Set down all of the data exactly. Pictures stay out of the copy.

··· Provided material ···

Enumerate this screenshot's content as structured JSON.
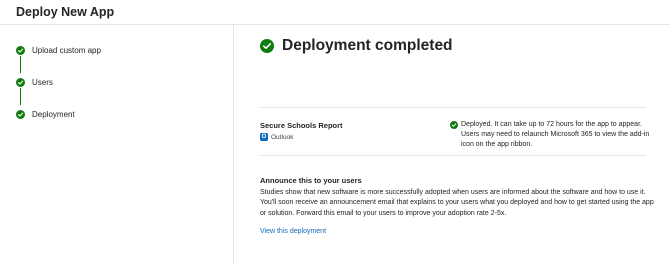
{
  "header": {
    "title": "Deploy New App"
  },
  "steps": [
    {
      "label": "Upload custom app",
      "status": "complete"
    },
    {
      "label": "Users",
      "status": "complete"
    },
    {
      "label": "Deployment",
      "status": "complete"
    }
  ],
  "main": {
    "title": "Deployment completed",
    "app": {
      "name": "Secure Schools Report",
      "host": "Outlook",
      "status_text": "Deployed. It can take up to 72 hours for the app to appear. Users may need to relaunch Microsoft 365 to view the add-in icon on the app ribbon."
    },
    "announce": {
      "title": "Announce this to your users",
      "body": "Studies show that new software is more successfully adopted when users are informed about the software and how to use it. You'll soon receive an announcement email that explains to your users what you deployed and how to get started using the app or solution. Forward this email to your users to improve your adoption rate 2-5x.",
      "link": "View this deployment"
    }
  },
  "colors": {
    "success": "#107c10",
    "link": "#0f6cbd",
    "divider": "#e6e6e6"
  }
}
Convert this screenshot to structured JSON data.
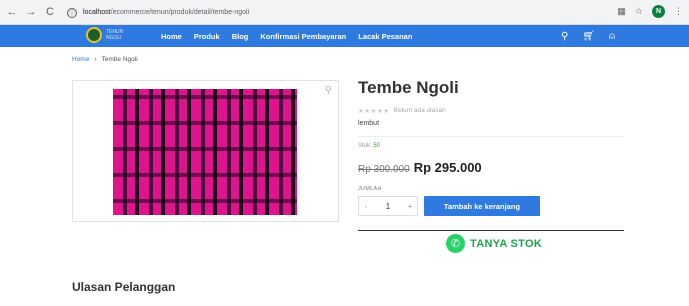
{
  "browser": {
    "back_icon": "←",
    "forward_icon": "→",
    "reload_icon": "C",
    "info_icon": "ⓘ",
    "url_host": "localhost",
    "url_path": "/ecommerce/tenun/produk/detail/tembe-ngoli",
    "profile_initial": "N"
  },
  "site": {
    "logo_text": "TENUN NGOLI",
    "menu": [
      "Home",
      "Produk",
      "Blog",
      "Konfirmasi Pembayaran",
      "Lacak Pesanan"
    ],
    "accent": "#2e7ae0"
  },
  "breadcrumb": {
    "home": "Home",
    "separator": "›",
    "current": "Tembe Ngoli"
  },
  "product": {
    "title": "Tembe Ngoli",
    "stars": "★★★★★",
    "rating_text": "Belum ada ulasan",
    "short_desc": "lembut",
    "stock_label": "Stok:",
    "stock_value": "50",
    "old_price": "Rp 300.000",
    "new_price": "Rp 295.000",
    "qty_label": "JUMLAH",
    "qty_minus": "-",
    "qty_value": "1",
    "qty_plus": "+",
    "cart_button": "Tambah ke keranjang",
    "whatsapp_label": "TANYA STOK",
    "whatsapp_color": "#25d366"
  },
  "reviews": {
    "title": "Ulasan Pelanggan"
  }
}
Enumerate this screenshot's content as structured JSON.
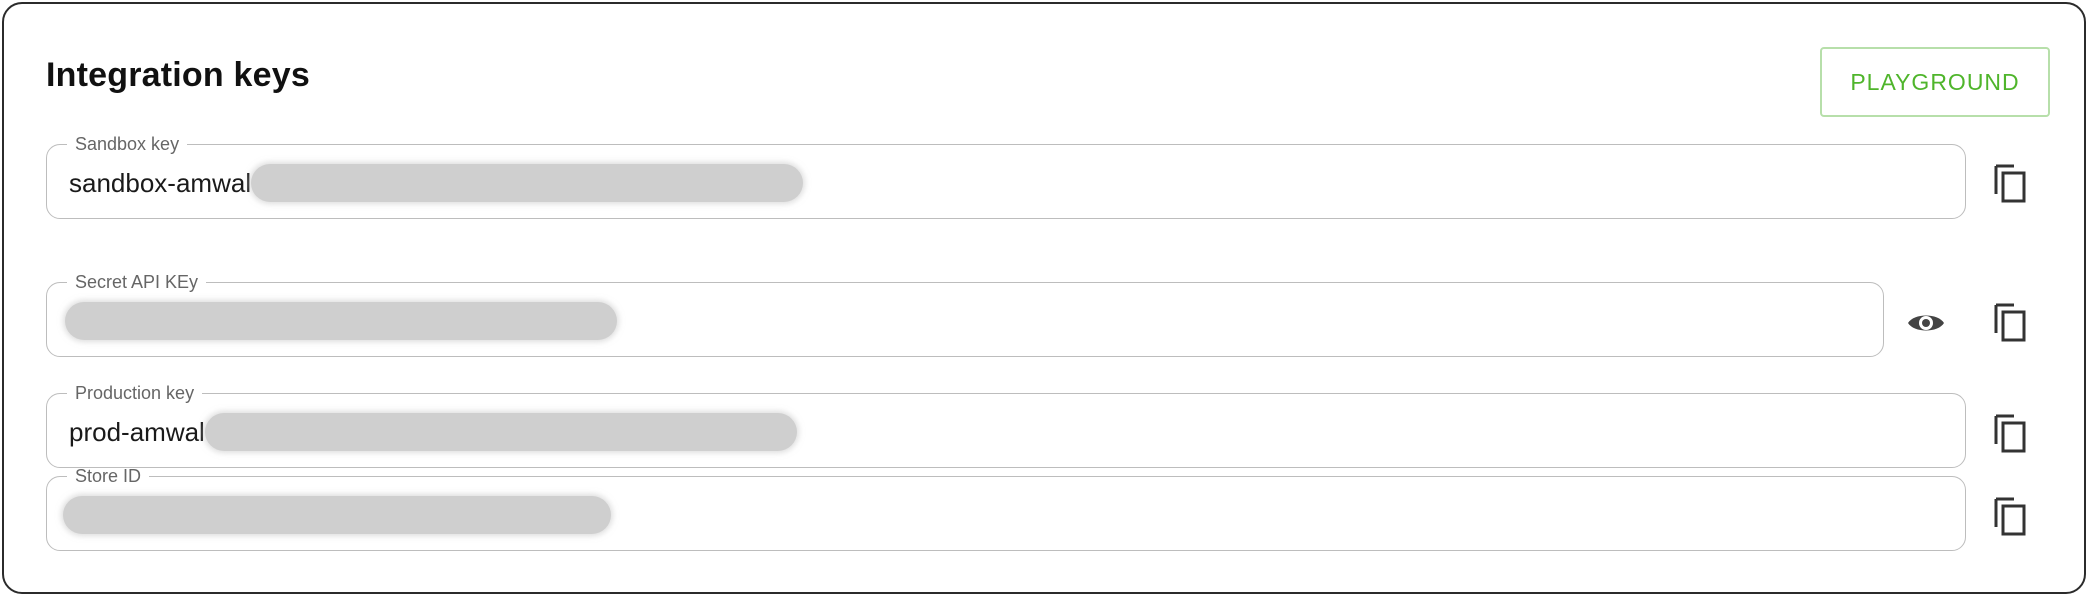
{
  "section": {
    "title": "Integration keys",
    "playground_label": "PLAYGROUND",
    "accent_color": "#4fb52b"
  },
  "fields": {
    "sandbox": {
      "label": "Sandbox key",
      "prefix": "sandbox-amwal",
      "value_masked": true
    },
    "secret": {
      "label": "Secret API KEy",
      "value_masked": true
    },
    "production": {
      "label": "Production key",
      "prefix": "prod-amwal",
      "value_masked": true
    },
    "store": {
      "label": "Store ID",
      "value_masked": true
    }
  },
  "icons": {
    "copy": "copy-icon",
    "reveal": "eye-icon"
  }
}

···

Final answer »
Enumerate this screenshot's content as structured JSON.
{
  "header": {
    "title": "Deploy New App"
  },
  "steps": [
    {
      "label": "Upload custom app",
      "status": "complete"
    },
    {
      "label": "Users",
      "status": "complete"
    },
    {
      "label": "Deployment",
      "status": "complete"
    }
  ],
  "main": {
    "title": "Deployment completed",
    "app": {
      "name": "Secure Schools Report",
      "host": "Outlook",
      "status_text": "Deployed. It can take up to 72 hours for the app to appear. Users may need to relaunch Microsoft 365 to view the add-in icon on the app ribbon."
    },
    "announce": {
      "title": "Announce this to your users",
      "body": "Studies show that new software is more successfully adopted when users are informed about the software and how to use it. You'll soon receive an announcement email that explains to your users what you deployed and how to get started using the app or solution. Forward this email to your users to improve your adoption rate 2-5x.",
      "link": "View this deployment"
    }
  },
  "colors": {
    "success": "#107c10",
    "link": "#0f6cbd",
    "divider": "#e6e6e6"
  }
}
Convert this screenshot to structured JSON data.
{
  "browser": {
    "back_icon": "←",
    "forward_icon": "→",
    "reload_icon": "C",
    "info_icon": "ⓘ",
    "url_host": "localhost",
    "url_path": "/ecommerce/tenun/produk/detail/tembe-ngoli",
    "profile_initial": "N"
  },
  "site": {
    "logo_text": "TENUN NGOLI",
    "menu": [
      "Home",
      "Produk",
      "Blog",
      "Konfirmasi Pembayaran",
      "Lacak Pesanan"
    ],
    "accent": "#2e7ae0"
  },
  "breadcrumb": {
    "home": "Home",
    "separator": "›",
    "current": "Tembe Ngoli"
  },
  "product": {
    "title": "Tembe Ngoli",
    "stars": "★★★★★",
    "rating_text": "Belum ada ulasan",
    "short_desc": "lembut",
    "stock_label": "Stok:",
    "stock_value": "50",
    "old_price": "Rp 300.000",
    "new_price": "Rp 295.000",
    "qty_label": "JUMLAH",
    "qty_minus": "-",
    "qty_value": "1",
    "qty_plus": "+",
    "cart_button": "Tambah ke keranjang",
    "whatsapp_label": "TANYA STOK",
    "whatsapp_color": "#25d366"
  },
  "reviews": {
    "title": "Ulasan Pelanggan"
  }
}
Enumerate this screenshot's content as structured JSON.
{
  "section": {
    "title": "Integration keys",
    "playground_label": "PLAYGROUND",
    "accent_color": "#4fb52b"
  },
  "fields": {
    "sandbox": {
      "label": "Sandbox key",
      "prefix": "sandbox-amwal",
      "value_masked": true
    },
    "secret": {
      "label": "Secret API KEy",
      "value_masked": true
    },
    "production": {
      "label": "Production key",
      "prefix": "prod-amwal",
      "value_masked": true
    },
    "store": {
      "label": "Store ID",
      "value_masked": true
    }
  },
  "icons": {
    "copy": "copy-icon",
    "reveal": "eye-icon"
  }
}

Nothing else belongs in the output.